Looking back over the past two weeks, I am seeing some clear patterns of what may potentially shape much of our industry in the second half of this year and into 2020.
As an industry association, it is vitally important that we try and identify these trends; how they may affect our work in the short term, as well as some of our longer term thinking.
Immediately in front of us in terms of importance and timeliness is of course SFTR, where much of our attention is focused today. On Monday 27th May, the European Securities and Markets Authority (ESMA) launched a consultation on SFTR reporting draft Guidelines. These Guidelines will supplement the reporting RTS/ITS, and serve to clarify certain technical/procedural aspects of the reporting regime. In looking at ESMA’s proposed draft Guidelines, it is very encouraging from our perspective that much of the hard work we have been doing with ESMA and key industry stakeholders is reflected in this latest consultation. Having said that, we recognise there is still much to be done to successfully ‘land’ this most complex of reporting regimes. Whilst we at ISLA remain fully committed to the current implementation timelines (first reports for tier one names being submitted to trade repositories in Q2 2020), I am mindful of the considerable work and testing that will be needed to be done across the industry once the technical reporting standards are finalised. ESMA’s own comments around the release of the consultation suggest that this will now most likely be in Q4 this year.
On the 29th May, I attended the regular Bank of England Securities Lending Committee (SLC) meeting. Whilst there was considerable attention on the market’s preparations and readiness for both SFTR and CSDR, I noted some important and subtle changes to the focus of the debates around the table. Part of the role of this group is to look further out, and to think about the key drivers for change across the securities lending markets. In that regard, this group considered a number of topics, all of which will be familiar to readers of this blog and the work of ISLA more broadly.
The first I would like to highlight is ESG. The ESG debate and how securities lending co-exists alongside the principals of responsible investing and good corporate governance, is something that ISLA has been looking at for some time. All around the table acknowledged how important it will be to get this dynamic right if we want proper secondary market liquidity behind these funds, as well as allowing investors to see incremental returns to their investments through securities lending. This theme will be explored at future meetings and will be a key component of the sustainability sessions at the ISLA conference in Madrid later this month. Two further agenda items from the meeting that I would like to highlight are relative performance measurement for securities lending, and the drive towards diversity across our markets and institutions.
For some time, the routine process of trying to understand how a particular fund or groups of funds have been performing in the context of securities lending, has faced increasing scrutiny from investors and more recently, regulators.
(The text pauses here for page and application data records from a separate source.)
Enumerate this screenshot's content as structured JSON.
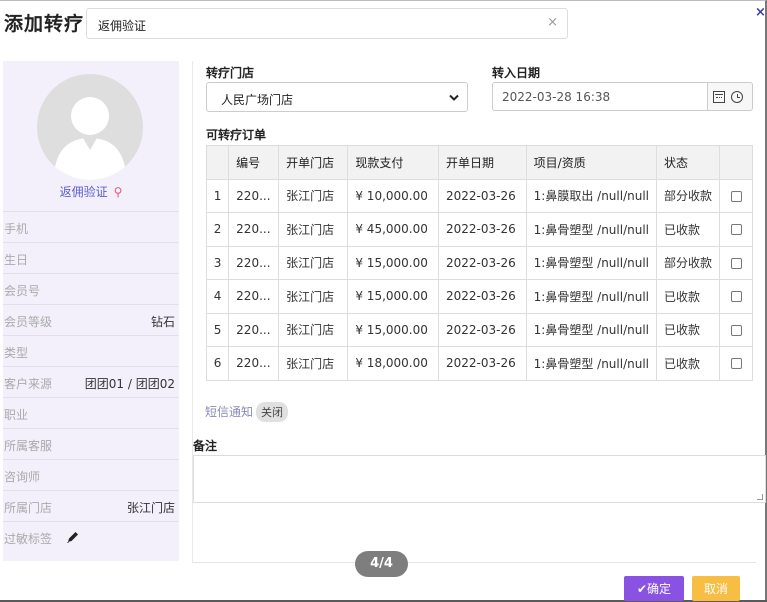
{
  "modal": {
    "title": "添加转疗",
    "tab_label": "返佣验证",
    "tab_close": "×",
    "close": "×"
  },
  "customer": {
    "verify_label": "返佣验证",
    "fields": [
      {
        "label": "手机",
        "value": ""
      },
      {
        "label": "生日",
        "value": ""
      },
      {
        "label": "会员号",
        "value": ""
      },
      {
        "label": "会员等级",
        "value": "钻石"
      },
      {
        "label": "类型",
        "value": ""
      },
      {
        "label": "客户来源",
        "value": "团团01 / 团团02"
      },
      {
        "label": "职业",
        "value": ""
      },
      {
        "label": "所属客服",
        "value": ""
      },
      {
        "label": "咨询师",
        "value": ""
      },
      {
        "label": "所属门店",
        "value": "张江门店"
      },
      {
        "label": "过敏标签",
        "value": ""
      }
    ]
  },
  "form": {
    "store_label": "转疗门店",
    "store_value": "人民广场门店",
    "date_label": "转入日期",
    "date_value": "2022-03-28 16:38",
    "orders_label": "可转疗订单",
    "sms_label": "短信通知",
    "sms_state": "关闭",
    "remark_label": "备注"
  },
  "orders": {
    "headers": [
      "",
      "编号",
      "开单门店",
      "现款支付",
      "开单日期",
      "项目/资质",
      "状态",
      ""
    ],
    "rows": [
      {
        "idx": "1",
        "id": "220...",
        "store": "张江门店",
        "pay": "¥ 10,000.00",
        "date": "2022-03-26",
        "item": "1:鼻膜取出 /null/null",
        "status": "部分收款"
      },
      {
        "idx": "2",
        "id": "220...",
        "store": "张江门店",
        "pay": "¥ 45,000.00",
        "date": "2022-03-26",
        "item": "1:鼻骨塑型 /null/null",
        "status": "已收款"
      },
      {
        "idx": "3",
        "id": "220...",
        "store": "张江门店",
        "pay": "¥ 15,000.00",
        "date": "2022-03-26",
        "item": "1:鼻骨塑型 /null/null",
        "status": "部分收款"
      },
      {
        "idx": "4",
        "id": "220...",
        "store": "张江门店",
        "pay": "¥ 15,000.00",
        "date": "2022-03-26",
        "item": "1:鼻骨塑型 /null/null",
        "status": "已收款"
      },
      {
        "idx": "5",
        "id": "220...",
        "store": "张江门店",
        "pay": "¥ 15,000.00",
        "date": "2022-03-26",
        "item": "1:鼻骨塑型 /null/null",
        "status": "已收款"
      },
      {
        "idx": "6",
        "id": "220...",
        "store": "张江门店",
        "pay": "¥ 18,000.00",
        "date": "2022-03-26",
        "item": "1:鼻骨塑型 /null/null",
        "status": "已收款"
      }
    ]
  },
  "footer": {
    "pager": "4/4",
    "confirm": "✔确定",
    "cancel": "取消"
  },
  "colors": {
    "accent": "#8a52e2",
    "cancel": "#f8bd43",
    "link": "#5a5ccc",
    "panel_bg": "#f3f0fb"
  },
  "icons": {
    "verify": "key-icon",
    "allergy": "pencil-icon",
    "date": "calendar-icon",
    "time": "clock-icon"
  }
}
The discussion on this point was very timely, as on Tuesday 4th June, ISLA chaired the first meeting of a working group of vendors and market participants who would like to create a better level of transparency and mutual understanding around the aggregation process for gathering performance data, the key elements to the attribution process and the basis of the various output metrics used across the industry. This first stage of analysis will hopefully lead to the publication of best practice principles or guidelines, and provide a more consistent platform for peer review, allowing underlying investors to have greater confidence in both the inputs and outputs around this process. Again, this topic will feature at our up and coming Madrid conference, where the wider institutional investor community will be able to debate the topic with their peers in a closed-door environment.
Finally, I wanted to touch upon the broader issue of diversity and in particular, some of the work we are doing in partnership with ‘Women in Securities Finance‘. When we look at this critically important issue, I would like to think that any of you looking at our running agenda in Madrid, will see strong and growing gender diversity. I also believe that ISLA has an important role to play in promoting and delivering on the important principles that underpin these initiatives. For those of you who will be with us in Madrid, I would like to highlight some key sessions on the Thursday. Here, we start the day with a Breakfast event that we will be running jointly with ‘Women in Securities Finance’, a group whose guiding principles include the empowerment of females within the industry to connect professionally, collaborate and share insights. Jon Terry, Global Financial Services People Leader at PwC, who will provide some perspectives at this event, will go on to deliver a broader presentation on diversity and inclusion later that morning.
Andrew Dyson, CEO